▸ **EXERCISE BRIEF**: What is the number of lines in the listing below that include the string "Новости"? Answer with that number alone.
● ● ● ●
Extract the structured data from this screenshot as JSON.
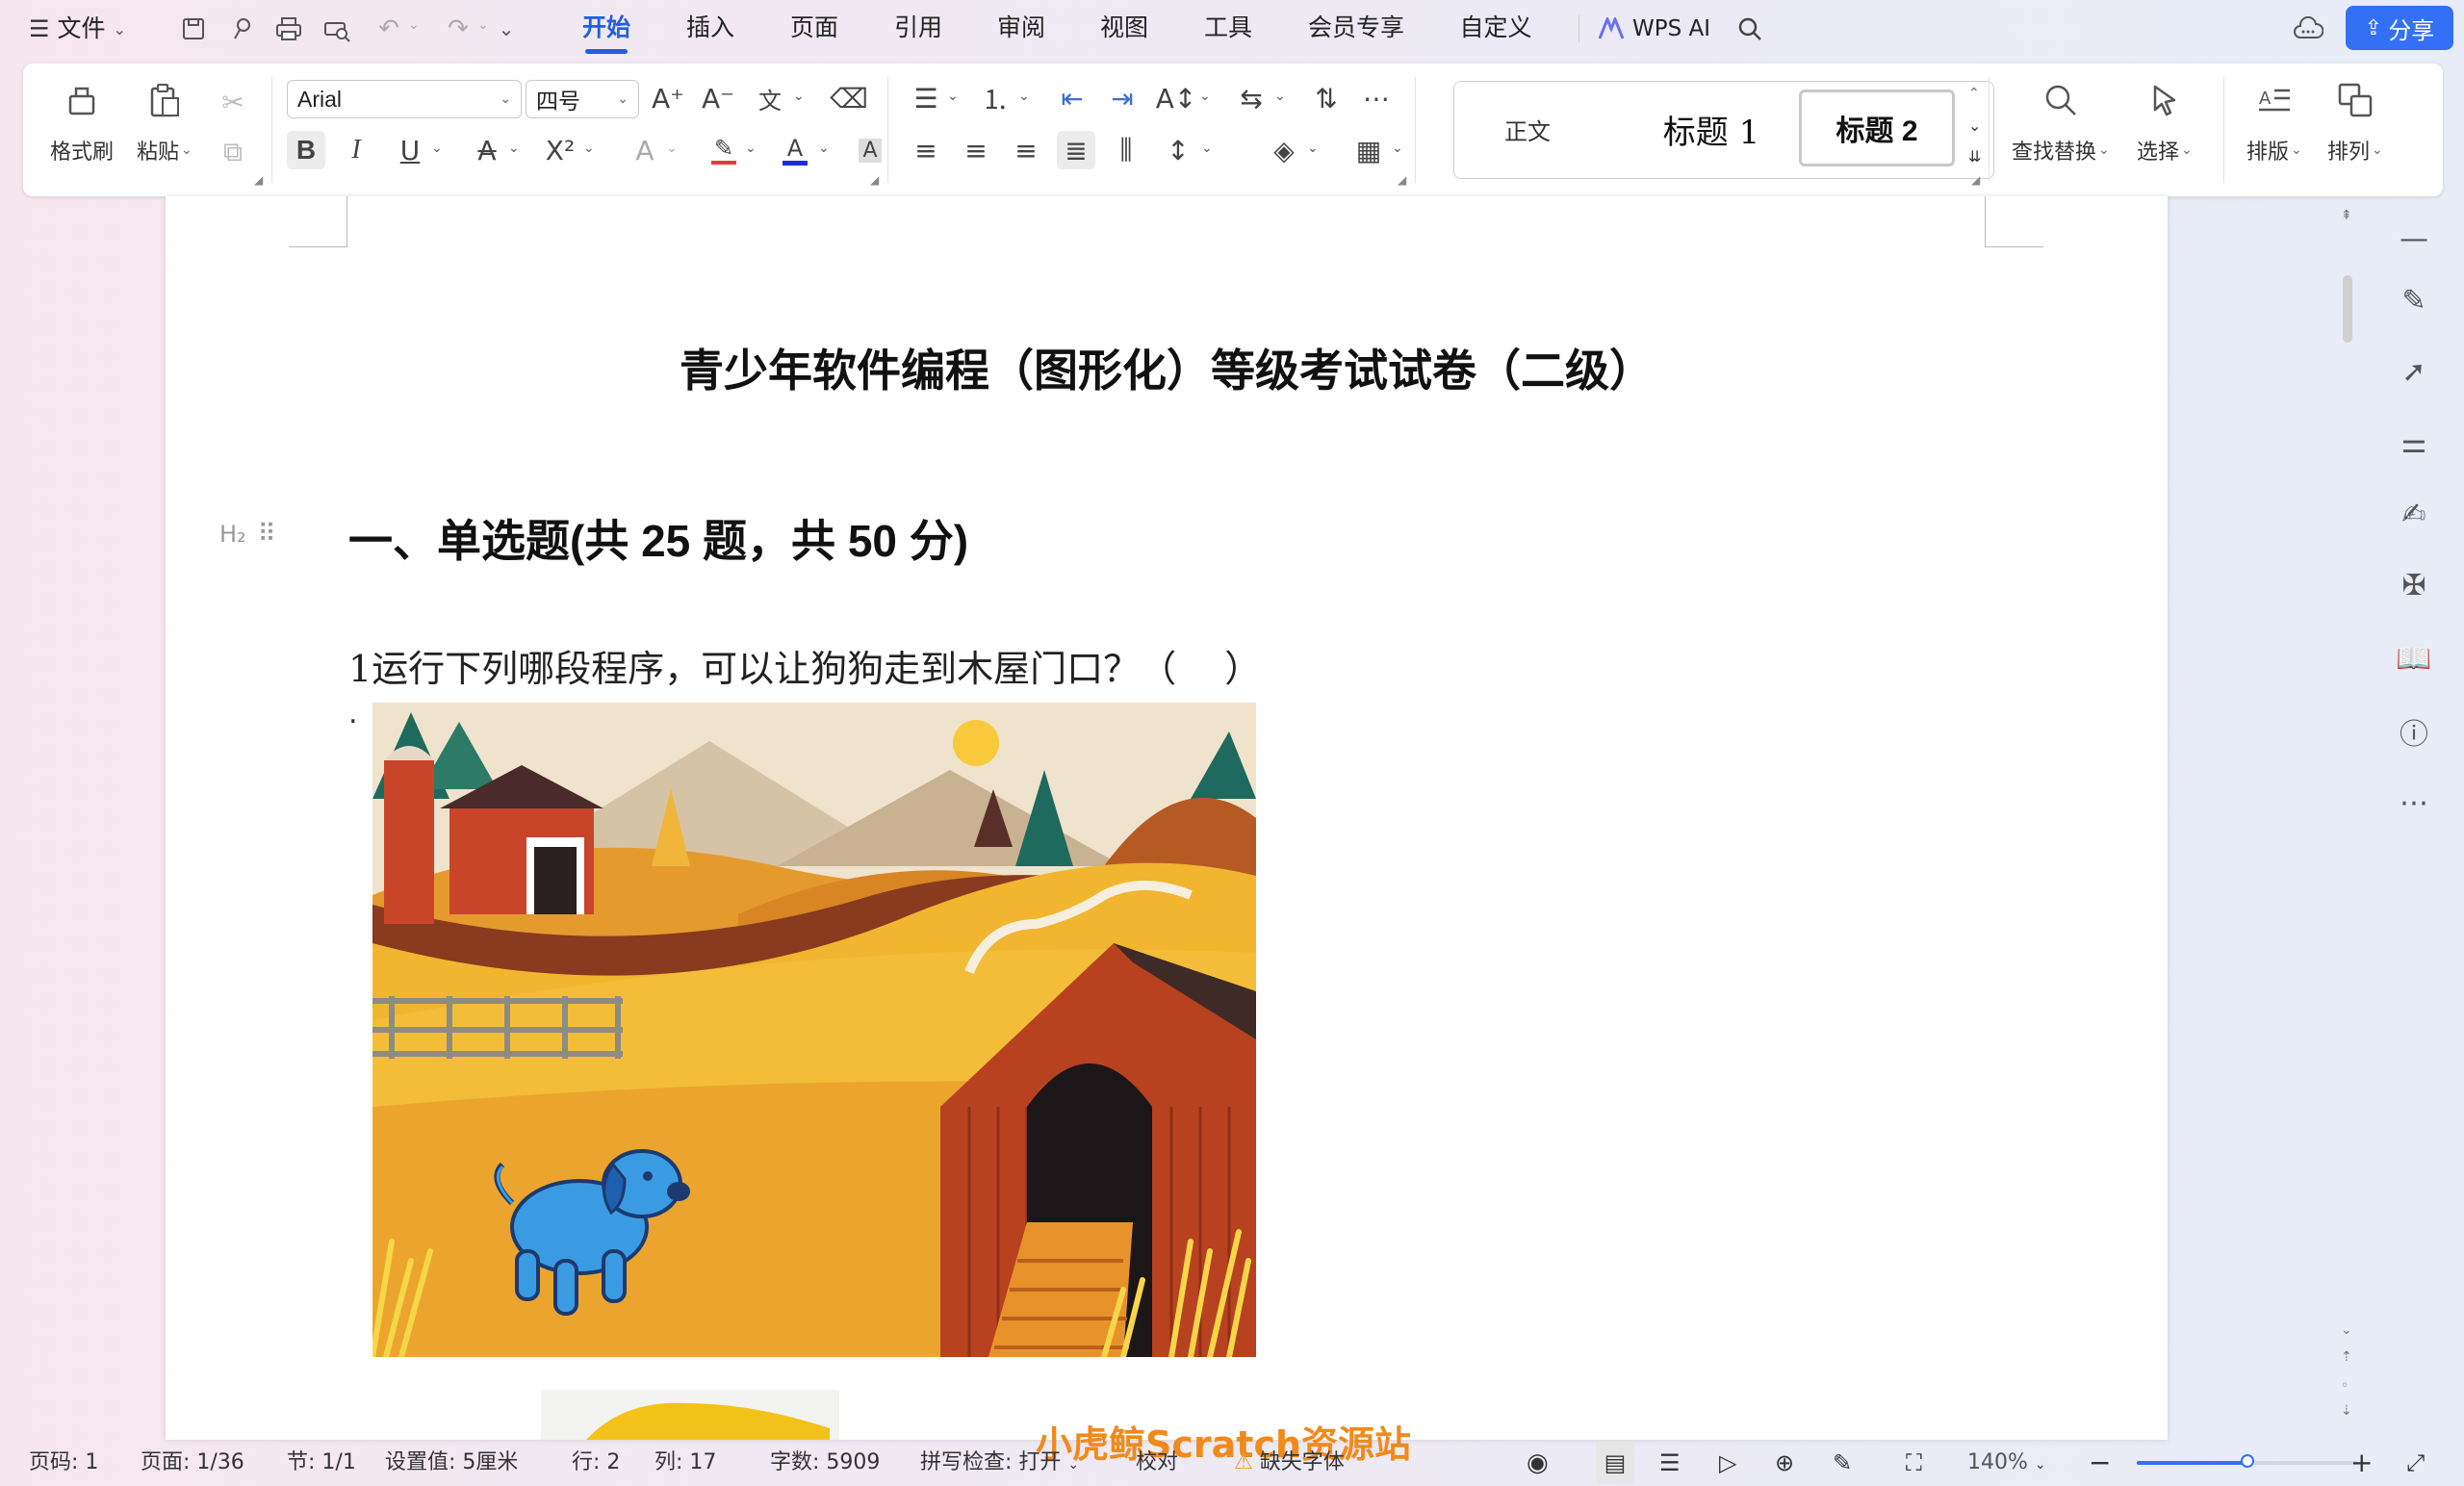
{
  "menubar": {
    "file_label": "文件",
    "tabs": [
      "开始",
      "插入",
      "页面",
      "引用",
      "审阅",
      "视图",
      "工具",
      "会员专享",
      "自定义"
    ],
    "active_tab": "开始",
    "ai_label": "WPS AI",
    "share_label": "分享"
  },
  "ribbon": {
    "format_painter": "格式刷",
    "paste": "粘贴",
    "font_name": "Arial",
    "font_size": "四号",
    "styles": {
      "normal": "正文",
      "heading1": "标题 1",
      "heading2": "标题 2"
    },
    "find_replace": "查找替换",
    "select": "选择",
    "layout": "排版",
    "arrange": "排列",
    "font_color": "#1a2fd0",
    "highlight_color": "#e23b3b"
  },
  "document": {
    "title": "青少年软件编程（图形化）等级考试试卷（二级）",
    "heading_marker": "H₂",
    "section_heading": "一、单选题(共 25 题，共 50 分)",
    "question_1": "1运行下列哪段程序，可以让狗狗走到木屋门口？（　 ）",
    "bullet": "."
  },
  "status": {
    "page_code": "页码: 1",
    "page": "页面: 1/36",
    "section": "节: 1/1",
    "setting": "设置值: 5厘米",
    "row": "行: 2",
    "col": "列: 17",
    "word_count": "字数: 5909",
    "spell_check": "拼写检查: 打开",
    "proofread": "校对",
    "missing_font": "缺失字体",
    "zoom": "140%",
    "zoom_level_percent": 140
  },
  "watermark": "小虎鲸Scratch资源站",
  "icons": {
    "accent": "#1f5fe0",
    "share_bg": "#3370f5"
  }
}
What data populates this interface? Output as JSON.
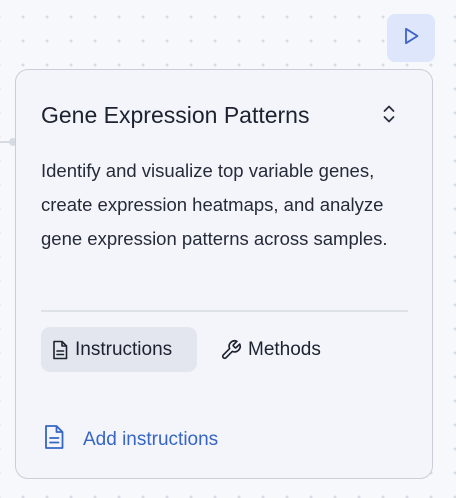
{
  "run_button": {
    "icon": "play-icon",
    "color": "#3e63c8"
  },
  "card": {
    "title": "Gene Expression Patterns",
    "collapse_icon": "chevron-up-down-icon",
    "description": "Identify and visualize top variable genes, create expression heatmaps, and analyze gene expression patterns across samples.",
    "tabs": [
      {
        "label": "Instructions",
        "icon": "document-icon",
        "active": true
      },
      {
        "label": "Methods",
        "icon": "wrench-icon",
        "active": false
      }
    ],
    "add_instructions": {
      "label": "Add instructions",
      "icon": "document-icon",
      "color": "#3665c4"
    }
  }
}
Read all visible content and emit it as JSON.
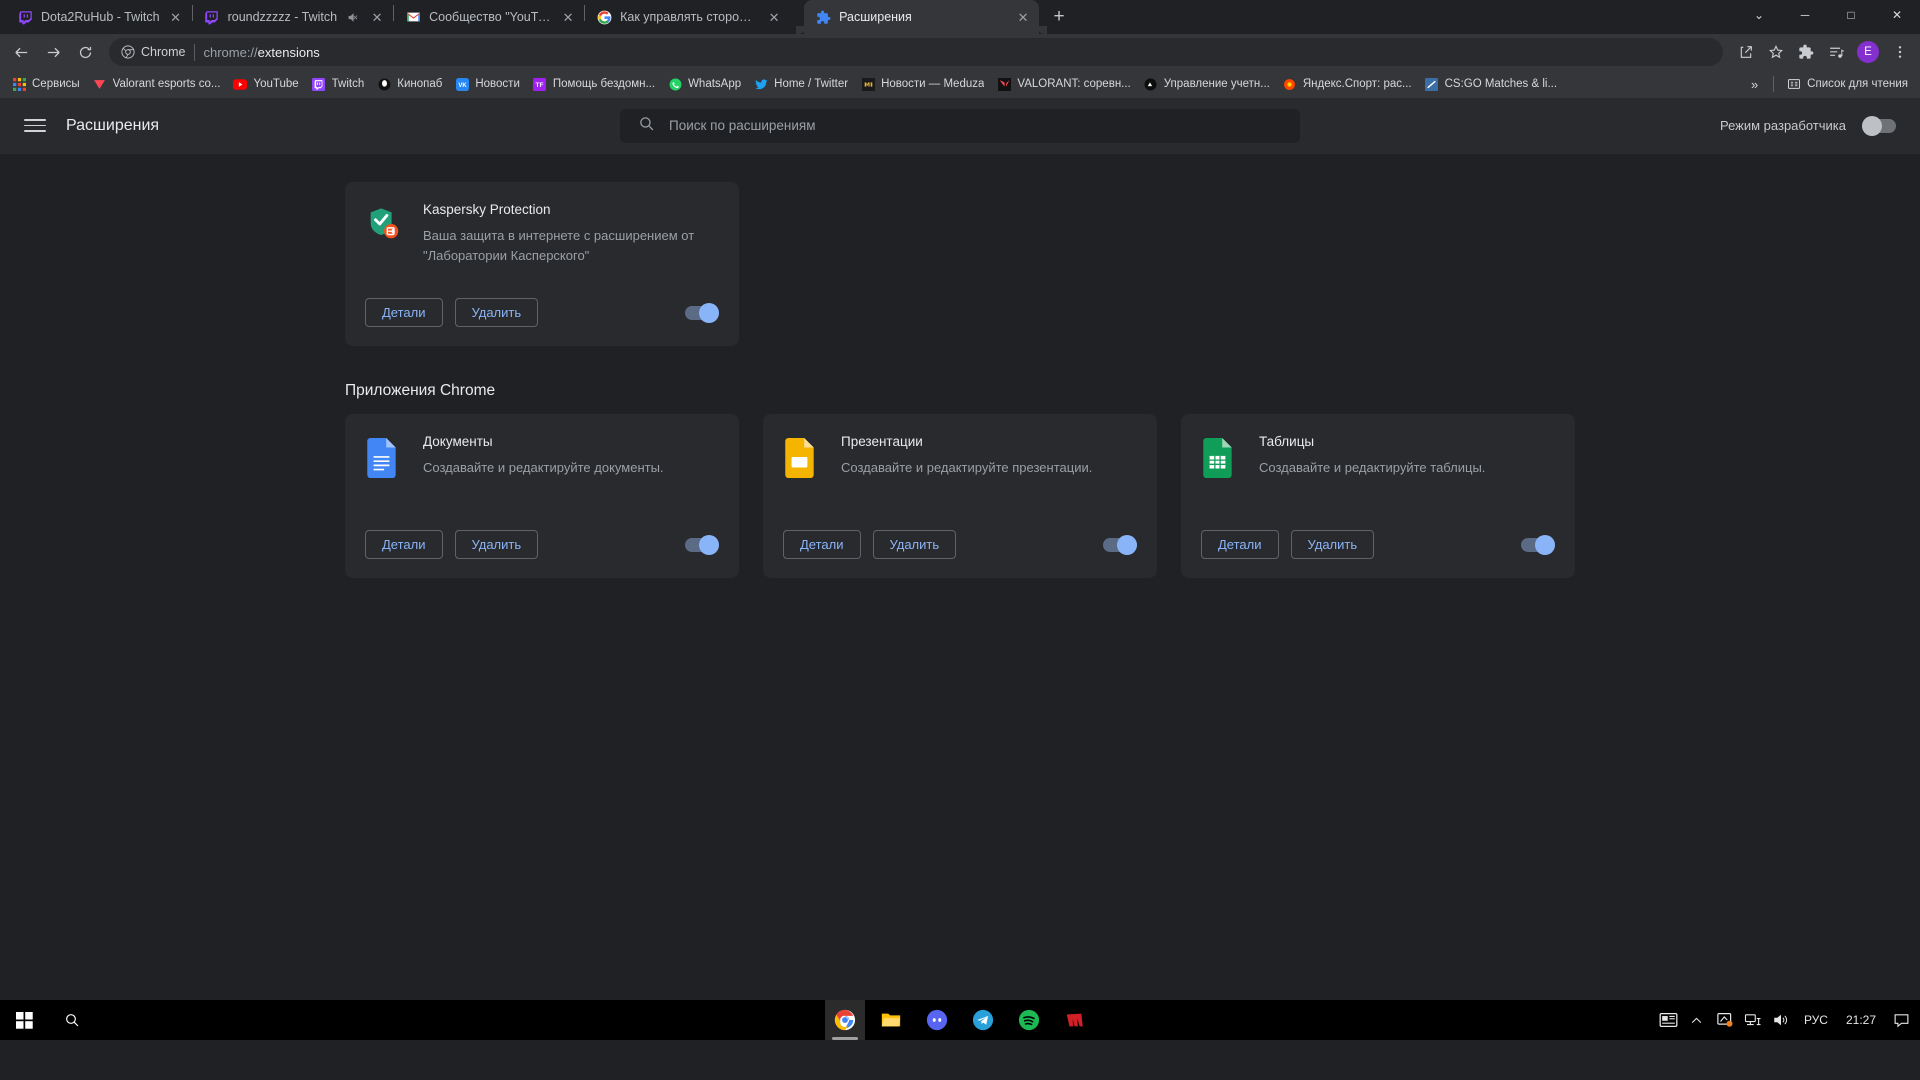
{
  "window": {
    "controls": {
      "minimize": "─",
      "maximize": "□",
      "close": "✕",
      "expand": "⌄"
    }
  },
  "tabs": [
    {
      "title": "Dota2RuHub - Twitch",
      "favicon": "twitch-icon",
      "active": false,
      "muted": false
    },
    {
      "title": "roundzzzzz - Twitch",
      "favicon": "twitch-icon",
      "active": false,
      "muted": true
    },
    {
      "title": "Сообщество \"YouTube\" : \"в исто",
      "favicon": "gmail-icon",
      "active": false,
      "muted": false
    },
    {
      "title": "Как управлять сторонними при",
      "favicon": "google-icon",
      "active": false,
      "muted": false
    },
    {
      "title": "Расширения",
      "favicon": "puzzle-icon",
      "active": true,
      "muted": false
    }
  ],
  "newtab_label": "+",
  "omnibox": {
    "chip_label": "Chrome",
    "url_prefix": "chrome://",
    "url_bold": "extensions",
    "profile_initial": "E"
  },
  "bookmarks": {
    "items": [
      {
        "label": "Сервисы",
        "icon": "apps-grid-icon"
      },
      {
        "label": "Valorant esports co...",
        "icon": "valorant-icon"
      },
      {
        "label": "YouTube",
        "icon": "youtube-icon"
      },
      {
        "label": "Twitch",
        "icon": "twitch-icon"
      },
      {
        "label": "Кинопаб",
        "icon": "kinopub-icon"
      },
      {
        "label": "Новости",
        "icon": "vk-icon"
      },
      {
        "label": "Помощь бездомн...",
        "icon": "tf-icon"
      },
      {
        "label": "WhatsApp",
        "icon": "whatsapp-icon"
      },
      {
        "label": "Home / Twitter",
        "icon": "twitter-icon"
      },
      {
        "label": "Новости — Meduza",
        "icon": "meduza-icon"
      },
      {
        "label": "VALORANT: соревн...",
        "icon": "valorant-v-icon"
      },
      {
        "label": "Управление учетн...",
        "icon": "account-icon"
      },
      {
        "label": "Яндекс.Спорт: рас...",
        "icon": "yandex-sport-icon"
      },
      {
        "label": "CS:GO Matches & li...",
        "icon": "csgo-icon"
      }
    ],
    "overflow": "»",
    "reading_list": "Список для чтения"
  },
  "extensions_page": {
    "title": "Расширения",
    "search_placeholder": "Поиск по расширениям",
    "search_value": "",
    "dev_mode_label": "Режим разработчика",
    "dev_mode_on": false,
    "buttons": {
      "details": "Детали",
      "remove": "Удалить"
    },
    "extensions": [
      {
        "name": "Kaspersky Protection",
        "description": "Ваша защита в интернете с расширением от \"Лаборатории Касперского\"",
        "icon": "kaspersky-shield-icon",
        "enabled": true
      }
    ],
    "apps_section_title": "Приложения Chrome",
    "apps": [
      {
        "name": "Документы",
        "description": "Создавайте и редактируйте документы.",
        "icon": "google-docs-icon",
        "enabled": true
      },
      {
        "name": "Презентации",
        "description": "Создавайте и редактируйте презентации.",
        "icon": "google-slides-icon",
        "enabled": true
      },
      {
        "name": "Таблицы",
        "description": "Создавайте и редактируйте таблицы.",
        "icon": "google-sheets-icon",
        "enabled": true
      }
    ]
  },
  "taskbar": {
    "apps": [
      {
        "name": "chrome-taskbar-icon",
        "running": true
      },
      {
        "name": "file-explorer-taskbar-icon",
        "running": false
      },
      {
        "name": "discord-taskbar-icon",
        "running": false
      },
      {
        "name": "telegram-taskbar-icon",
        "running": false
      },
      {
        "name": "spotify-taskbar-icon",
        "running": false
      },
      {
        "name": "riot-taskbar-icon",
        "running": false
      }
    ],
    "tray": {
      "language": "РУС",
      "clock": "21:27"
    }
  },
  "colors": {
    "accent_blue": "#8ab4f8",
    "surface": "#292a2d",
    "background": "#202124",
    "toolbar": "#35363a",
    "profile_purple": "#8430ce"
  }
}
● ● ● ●
▸ **RESPONSE TO THE EXERCISE**: 2